My second choice for Czech Lit Month is from 1967 (though it wasn’t translated into English until 2016, by Eva M. Kandler). I understand that Ladislav Fuks (1923-94) often wrote about the period of German occupation, but The Cremator stands out in his work because it focuses on a Czech collaborator.
When we first meet Karel Kopfrkingl he comes across as somewhat odd – for example, he likes to give things and people different names (even insisting on being called Karel when his name is actually Roman) – but essentially decent. He loves his family and believes in compassion for others: “How many people,” he wonders, ”would become good, nice, if there were someone to comprehend them, to understand them, to caress their withered souls a little.”
Kopfrkingl views his work at the crematorium as a noble calling, because it facilitates people’s return to the dust from whence they came, as set out in scripture. He is proud of how rigorously the crematorium keeps to its schedule. But this leads Kopfrkingl to have quite a mechanistic approach to life and death. Couple this with his tendency to parrot whatever opinion he’s been told or reads in the paper, and the circumstances are primed for his slide into collaboration. Kopfrkingl has a friend, Willi, who gradually persuades him to see the Nazis’ point of view – which leads to the darkest of consequences.

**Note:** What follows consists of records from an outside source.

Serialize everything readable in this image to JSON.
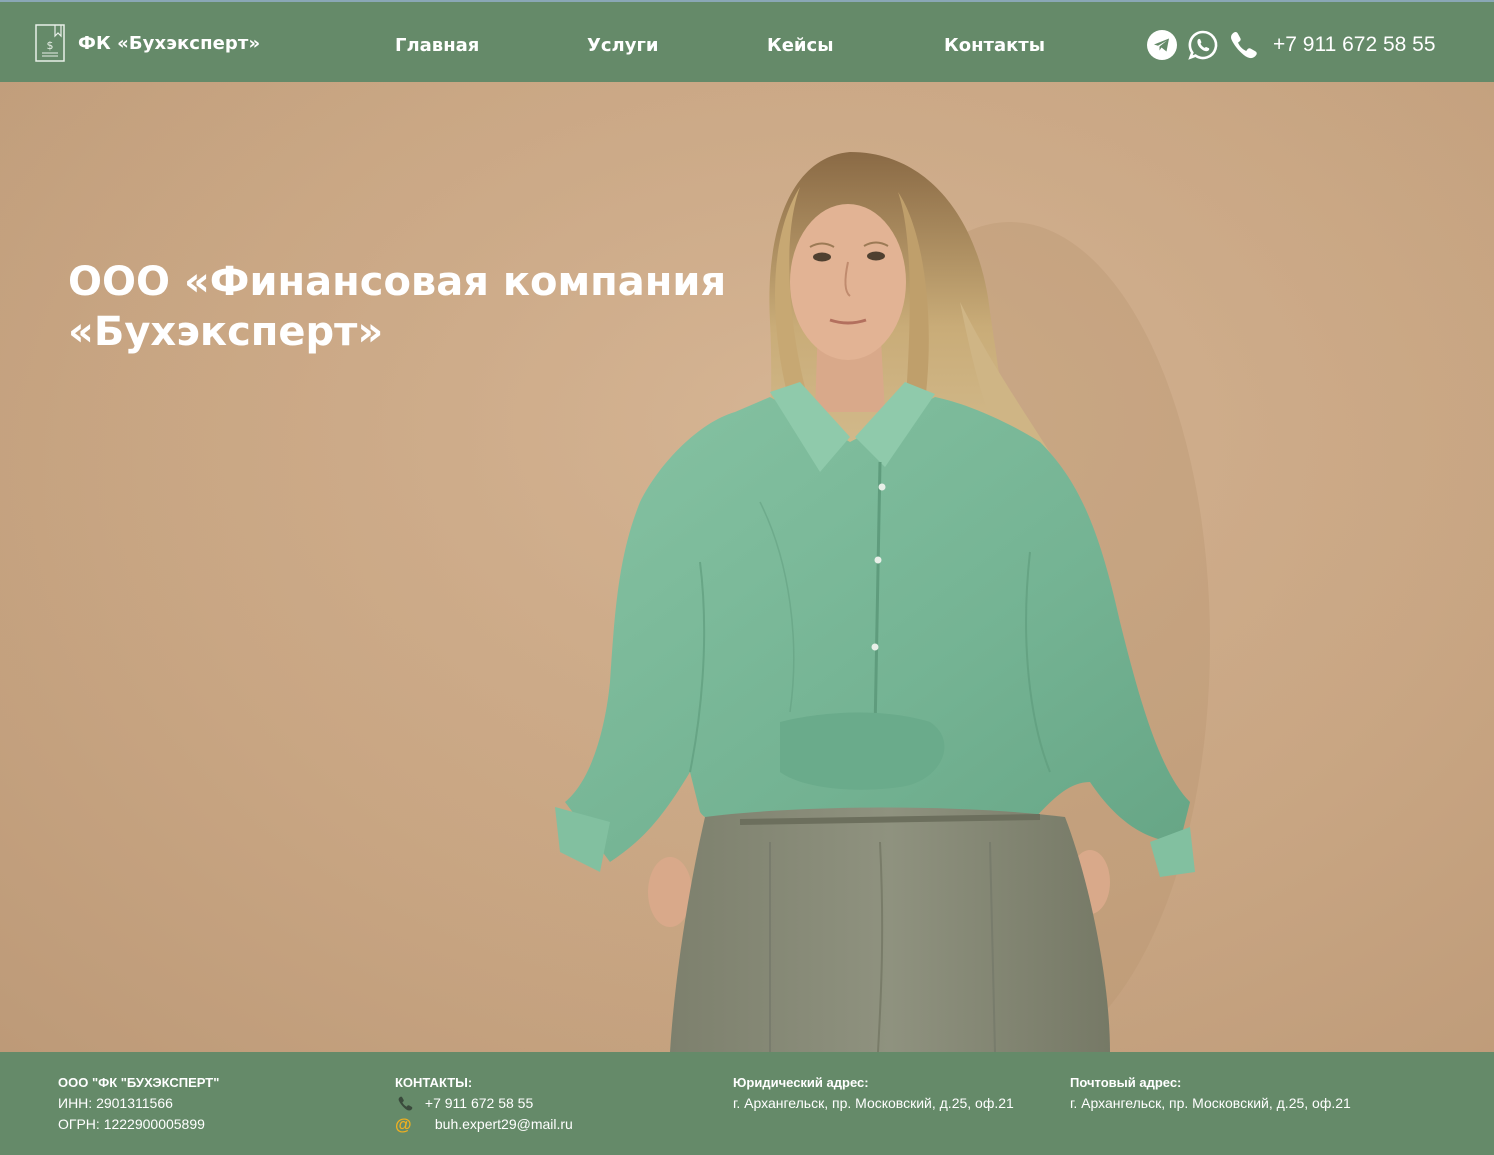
{
  "header": {
    "brand": "ФК «Бухэксперт»",
    "nav": [
      "Главная",
      "Услуги",
      "Кейсы",
      "Контакты"
    ],
    "phone": "+7 911 672 58 55",
    "icons": [
      "document-dollar-icon",
      "telegram-icon",
      "whatsapp-icon",
      "phone-icon"
    ]
  },
  "hero": {
    "title_line1": "ООО «Финансовая компания",
    "title_line2": "«Бухэксперт»"
  },
  "footer": {
    "company": {
      "name": "ООО \"ФК \"БУХЭКСПЕРТ\"",
      "inn": "ИНН: 2901311566",
      "ogrn": "ОГРН: 1222900005899"
    },
    "contacts": {
      "heading": "КОНТАКТЫ:",
      "phone": "+7 911 672 58 55",
      "at_symbol": "@",
      "email": "buh.expert29@mail.ru"
    },
    "legal_address": {
      "heading": "Юридический адрес:",
      "text": "г. Архангельск, пр. Московский, д.25, оф.21"
    },
    "postal_address": {
      "heading": "Почтовый адрес:",
      "text": "г. Архангельск, пр. Московский, д.25, оф.21"
    }
  },
  "colors": {
    "header_bg": "#658a69",
    "footer_bg": "#658a69",
    "wall": "#cba885",
    "shirt": "#7cba9a",
    "pants": "#878a76",
    "email_icon": "#f0b020"
  }
}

What makes this process particularly chilling to read about is how passive it feels. Kopfrkingl doesn’t seem to make a conscious choice – he just drifts that way due to his natural tendencies. The Cremator has an air of unreality (or perhaps heightened reality) that circles back to the all-too-real.

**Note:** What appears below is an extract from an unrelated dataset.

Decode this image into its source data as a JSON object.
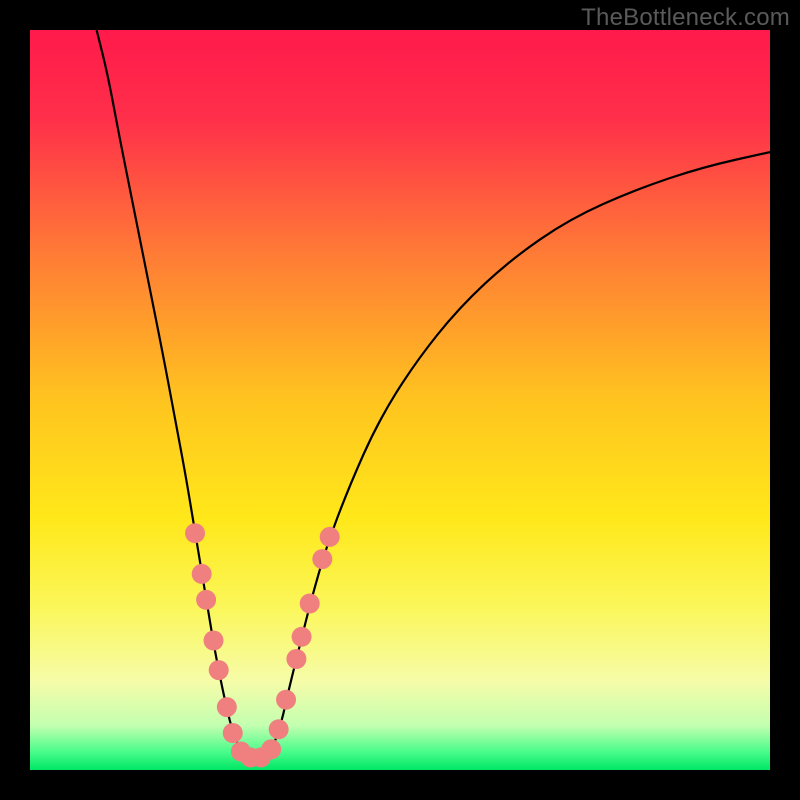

Published by Karolinum Press as part of their Modern Czech Classics series.